## Task statement
Nothing but the lines holding the string "html" should appear in the answer. Copy them from the entries.
* * * * *
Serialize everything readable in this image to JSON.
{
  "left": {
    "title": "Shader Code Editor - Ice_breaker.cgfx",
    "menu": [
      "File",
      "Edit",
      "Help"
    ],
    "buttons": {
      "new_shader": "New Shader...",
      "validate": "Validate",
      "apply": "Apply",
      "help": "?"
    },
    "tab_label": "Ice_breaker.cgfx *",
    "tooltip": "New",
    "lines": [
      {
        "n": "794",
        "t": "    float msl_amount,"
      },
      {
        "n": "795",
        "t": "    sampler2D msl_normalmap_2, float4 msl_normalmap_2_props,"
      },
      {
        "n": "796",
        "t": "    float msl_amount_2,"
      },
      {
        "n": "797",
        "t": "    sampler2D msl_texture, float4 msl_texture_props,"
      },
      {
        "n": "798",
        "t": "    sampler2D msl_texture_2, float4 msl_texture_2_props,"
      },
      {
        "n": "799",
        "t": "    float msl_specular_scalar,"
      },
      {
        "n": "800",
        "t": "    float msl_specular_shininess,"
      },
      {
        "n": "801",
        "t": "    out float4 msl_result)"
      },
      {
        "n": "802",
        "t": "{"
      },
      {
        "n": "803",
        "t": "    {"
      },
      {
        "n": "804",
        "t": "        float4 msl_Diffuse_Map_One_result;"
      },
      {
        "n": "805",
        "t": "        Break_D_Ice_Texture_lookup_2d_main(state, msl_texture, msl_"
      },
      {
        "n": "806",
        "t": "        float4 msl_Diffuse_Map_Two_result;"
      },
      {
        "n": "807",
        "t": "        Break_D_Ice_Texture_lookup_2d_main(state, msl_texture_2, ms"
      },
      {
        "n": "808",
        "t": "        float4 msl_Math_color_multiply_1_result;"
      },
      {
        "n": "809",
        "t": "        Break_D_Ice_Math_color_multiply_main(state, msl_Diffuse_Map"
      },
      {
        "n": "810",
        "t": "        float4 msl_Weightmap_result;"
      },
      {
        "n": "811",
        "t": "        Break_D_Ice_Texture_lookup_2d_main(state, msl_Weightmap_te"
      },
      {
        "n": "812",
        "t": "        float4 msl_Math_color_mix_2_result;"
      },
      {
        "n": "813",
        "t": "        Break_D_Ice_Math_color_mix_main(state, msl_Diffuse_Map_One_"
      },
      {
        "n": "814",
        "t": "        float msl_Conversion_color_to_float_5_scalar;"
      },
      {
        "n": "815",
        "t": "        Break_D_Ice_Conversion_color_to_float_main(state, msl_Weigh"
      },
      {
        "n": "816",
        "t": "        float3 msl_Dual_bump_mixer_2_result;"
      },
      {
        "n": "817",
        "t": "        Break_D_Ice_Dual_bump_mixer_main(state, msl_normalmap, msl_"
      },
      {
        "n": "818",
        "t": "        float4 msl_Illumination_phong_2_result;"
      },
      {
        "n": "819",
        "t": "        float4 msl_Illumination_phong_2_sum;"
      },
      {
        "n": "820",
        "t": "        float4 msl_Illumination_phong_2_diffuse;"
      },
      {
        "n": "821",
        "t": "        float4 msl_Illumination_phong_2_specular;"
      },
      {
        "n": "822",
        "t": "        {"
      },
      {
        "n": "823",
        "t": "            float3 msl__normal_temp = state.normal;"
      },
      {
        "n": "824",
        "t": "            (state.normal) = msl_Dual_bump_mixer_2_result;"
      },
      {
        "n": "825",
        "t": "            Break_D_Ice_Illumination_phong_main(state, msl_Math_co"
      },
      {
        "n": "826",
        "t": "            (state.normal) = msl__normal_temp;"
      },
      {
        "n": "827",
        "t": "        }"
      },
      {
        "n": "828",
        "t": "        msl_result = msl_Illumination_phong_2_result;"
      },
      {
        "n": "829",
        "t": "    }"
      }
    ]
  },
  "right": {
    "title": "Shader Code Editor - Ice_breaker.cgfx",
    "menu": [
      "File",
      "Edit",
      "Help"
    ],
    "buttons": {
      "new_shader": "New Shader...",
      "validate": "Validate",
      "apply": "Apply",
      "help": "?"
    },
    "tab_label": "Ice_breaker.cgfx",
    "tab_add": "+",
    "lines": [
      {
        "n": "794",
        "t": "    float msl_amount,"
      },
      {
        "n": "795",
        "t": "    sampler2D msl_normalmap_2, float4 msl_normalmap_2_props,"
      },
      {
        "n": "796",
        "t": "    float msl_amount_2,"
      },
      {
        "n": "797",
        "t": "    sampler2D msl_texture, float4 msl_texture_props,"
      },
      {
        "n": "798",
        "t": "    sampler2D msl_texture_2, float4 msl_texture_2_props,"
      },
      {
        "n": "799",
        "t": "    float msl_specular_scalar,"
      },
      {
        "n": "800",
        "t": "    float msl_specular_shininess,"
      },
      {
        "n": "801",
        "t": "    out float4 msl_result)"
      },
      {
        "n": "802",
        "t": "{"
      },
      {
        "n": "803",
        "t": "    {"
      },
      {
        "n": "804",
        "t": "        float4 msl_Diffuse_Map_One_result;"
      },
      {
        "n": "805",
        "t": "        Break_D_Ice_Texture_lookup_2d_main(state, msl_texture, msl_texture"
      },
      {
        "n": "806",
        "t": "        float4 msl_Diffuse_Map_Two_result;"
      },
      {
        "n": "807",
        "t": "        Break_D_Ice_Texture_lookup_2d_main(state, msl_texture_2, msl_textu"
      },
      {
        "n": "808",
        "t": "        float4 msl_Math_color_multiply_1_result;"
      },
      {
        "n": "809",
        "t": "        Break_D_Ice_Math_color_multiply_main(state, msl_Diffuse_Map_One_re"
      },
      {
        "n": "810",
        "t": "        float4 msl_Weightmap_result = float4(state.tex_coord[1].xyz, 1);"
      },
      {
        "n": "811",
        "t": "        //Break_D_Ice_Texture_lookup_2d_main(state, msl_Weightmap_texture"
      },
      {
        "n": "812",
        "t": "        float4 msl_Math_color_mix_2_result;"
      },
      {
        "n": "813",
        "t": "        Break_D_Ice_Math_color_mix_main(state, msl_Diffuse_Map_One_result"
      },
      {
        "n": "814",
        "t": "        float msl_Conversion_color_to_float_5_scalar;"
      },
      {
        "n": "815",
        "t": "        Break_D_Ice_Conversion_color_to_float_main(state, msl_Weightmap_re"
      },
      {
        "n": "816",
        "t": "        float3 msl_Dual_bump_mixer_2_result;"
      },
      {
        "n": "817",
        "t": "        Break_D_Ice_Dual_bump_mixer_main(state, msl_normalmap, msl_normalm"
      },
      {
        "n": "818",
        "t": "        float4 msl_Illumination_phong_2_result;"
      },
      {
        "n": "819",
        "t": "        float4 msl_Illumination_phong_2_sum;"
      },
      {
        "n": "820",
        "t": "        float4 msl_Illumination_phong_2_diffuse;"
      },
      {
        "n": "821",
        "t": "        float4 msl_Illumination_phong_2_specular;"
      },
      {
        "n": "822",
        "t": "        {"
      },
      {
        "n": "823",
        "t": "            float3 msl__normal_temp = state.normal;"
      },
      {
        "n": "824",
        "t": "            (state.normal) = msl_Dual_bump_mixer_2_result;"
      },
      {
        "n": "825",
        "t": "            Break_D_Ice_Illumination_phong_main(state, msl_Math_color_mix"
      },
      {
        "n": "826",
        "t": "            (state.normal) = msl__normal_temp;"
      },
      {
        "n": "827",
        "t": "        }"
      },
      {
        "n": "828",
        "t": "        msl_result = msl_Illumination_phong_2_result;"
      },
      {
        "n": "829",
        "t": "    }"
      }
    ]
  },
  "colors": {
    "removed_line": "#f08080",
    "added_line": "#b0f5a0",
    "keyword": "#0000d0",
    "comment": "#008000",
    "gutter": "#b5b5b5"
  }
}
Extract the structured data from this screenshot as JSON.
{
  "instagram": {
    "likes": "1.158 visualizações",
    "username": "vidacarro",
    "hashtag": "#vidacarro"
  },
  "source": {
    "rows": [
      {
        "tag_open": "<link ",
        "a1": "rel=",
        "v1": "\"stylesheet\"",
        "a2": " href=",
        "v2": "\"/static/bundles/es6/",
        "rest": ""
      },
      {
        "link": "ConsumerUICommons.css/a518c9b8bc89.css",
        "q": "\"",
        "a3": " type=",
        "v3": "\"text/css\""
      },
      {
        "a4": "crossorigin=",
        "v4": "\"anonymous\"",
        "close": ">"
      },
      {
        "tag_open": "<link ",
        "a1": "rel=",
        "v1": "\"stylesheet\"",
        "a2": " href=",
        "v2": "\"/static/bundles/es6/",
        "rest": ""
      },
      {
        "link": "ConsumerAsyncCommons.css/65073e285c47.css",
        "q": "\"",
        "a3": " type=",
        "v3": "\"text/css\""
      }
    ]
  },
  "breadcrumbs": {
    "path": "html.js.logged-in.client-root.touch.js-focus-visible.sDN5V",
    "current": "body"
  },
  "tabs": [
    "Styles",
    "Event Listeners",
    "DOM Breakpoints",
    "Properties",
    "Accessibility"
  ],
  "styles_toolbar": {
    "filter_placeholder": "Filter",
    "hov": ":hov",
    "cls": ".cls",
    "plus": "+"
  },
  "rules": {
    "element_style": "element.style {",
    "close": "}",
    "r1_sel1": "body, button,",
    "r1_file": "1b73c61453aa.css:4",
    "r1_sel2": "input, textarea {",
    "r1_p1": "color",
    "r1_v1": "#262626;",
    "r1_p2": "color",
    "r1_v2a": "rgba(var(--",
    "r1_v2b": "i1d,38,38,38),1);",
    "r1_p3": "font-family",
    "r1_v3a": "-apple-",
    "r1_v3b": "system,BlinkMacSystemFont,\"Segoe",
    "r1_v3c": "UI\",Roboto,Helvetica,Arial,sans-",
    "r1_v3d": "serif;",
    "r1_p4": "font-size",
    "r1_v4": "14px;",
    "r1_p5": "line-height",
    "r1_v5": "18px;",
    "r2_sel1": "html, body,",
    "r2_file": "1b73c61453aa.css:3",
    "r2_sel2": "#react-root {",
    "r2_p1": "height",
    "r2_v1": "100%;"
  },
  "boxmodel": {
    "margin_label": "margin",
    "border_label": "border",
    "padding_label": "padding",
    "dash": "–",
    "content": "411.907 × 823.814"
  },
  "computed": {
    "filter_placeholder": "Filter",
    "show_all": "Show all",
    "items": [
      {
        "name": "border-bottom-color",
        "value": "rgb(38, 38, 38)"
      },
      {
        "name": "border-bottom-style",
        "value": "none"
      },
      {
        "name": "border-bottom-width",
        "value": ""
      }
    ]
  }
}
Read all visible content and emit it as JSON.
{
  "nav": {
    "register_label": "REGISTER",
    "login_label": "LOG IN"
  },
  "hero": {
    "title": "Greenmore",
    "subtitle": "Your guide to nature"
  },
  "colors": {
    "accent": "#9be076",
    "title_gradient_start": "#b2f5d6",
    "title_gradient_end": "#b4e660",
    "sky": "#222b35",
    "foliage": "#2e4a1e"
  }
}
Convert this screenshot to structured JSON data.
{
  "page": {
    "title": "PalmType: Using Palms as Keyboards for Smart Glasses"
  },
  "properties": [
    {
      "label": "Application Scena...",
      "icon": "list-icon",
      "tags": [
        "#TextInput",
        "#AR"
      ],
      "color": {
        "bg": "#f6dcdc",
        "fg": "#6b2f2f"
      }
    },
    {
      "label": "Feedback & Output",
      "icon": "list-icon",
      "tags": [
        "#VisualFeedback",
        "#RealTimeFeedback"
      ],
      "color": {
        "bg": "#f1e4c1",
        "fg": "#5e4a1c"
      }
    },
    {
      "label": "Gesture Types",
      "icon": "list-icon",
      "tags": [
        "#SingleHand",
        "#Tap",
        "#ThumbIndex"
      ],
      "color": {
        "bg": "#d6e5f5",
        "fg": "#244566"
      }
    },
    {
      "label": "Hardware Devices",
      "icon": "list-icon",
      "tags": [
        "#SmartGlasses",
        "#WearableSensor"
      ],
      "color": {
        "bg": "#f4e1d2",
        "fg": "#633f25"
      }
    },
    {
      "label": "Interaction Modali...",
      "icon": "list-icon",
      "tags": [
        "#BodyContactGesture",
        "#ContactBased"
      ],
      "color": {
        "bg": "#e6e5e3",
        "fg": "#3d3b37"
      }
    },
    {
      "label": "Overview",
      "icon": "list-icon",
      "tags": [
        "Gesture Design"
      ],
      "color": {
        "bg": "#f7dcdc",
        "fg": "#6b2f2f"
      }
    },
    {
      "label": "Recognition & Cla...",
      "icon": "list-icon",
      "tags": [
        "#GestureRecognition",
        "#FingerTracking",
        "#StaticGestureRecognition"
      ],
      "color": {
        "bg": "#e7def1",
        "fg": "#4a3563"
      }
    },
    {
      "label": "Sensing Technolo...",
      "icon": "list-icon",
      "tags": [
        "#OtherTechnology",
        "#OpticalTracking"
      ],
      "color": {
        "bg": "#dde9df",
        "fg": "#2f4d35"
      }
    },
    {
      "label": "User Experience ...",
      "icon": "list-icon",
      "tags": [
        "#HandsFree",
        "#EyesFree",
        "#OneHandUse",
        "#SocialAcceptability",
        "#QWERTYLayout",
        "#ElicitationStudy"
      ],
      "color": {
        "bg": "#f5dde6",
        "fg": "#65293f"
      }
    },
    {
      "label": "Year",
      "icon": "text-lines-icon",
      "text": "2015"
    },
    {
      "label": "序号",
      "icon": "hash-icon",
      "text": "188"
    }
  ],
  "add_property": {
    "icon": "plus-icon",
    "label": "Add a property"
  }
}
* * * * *
## Task result
    "path": "html.js.logged-in.client-root.touch.js-focus-visible.sDN5V",
    "r2_sel1": "html, body,",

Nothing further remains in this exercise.